WORK ORDER →
Go through the listing beneath and show each line containing the string "subtitle".

RECORDS FOR THE EXERCISE →
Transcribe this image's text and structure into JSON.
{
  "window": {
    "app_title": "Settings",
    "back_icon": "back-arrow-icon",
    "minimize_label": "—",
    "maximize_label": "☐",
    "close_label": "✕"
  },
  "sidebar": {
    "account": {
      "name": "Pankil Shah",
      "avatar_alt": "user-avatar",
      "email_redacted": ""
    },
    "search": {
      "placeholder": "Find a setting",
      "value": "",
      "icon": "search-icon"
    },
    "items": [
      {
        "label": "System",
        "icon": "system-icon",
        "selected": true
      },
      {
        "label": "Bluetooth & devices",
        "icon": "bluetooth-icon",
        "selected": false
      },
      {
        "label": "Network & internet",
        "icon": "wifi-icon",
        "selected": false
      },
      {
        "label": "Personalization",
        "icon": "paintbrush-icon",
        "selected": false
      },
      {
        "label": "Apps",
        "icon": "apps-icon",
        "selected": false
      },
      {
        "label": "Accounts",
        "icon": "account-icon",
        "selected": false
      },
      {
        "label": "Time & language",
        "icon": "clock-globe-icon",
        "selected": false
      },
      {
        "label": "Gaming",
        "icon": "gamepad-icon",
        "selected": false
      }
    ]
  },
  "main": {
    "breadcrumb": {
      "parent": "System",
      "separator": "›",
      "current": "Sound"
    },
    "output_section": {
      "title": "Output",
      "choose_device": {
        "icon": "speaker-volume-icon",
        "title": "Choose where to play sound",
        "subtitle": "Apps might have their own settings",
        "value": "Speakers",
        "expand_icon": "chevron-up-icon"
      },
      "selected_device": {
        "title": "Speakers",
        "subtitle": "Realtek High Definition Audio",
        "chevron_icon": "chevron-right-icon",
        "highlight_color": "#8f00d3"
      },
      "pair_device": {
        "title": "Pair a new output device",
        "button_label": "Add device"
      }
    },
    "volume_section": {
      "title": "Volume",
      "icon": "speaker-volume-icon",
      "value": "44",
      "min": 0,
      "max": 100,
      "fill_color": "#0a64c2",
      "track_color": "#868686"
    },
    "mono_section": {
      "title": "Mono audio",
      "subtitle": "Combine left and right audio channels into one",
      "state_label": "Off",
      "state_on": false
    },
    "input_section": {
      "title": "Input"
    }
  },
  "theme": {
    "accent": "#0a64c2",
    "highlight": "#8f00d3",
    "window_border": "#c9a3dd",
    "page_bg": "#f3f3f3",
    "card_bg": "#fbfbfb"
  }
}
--
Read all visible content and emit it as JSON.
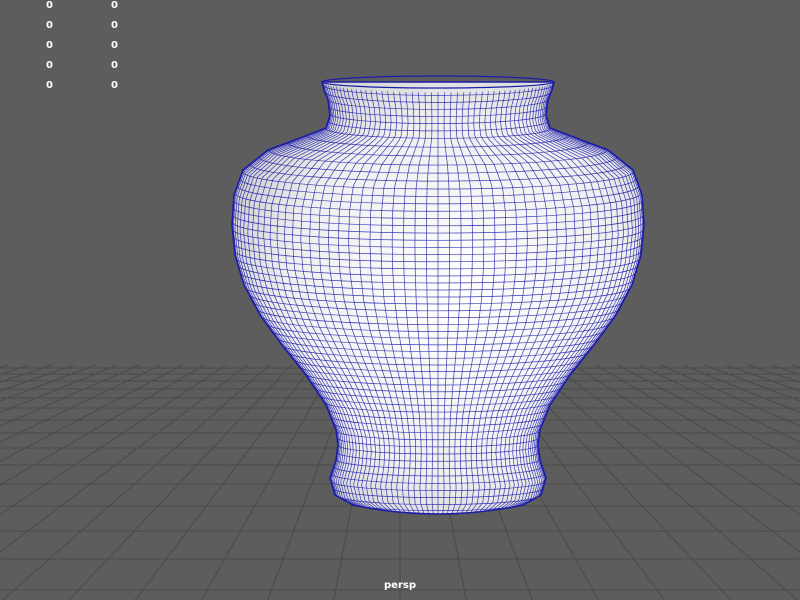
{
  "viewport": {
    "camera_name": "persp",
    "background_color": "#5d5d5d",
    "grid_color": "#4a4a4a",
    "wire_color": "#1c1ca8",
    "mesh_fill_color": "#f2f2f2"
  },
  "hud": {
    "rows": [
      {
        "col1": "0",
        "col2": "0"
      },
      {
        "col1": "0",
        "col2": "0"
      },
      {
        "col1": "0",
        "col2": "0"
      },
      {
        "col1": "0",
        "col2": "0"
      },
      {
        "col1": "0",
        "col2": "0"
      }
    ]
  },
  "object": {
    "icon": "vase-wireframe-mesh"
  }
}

TASK ANSWER →
        "subtitle": "Apps might have their own settings",
        "subtitle": "Realtek High Definition Audio",
      "subtitle": "Combine left and right audio channels into one",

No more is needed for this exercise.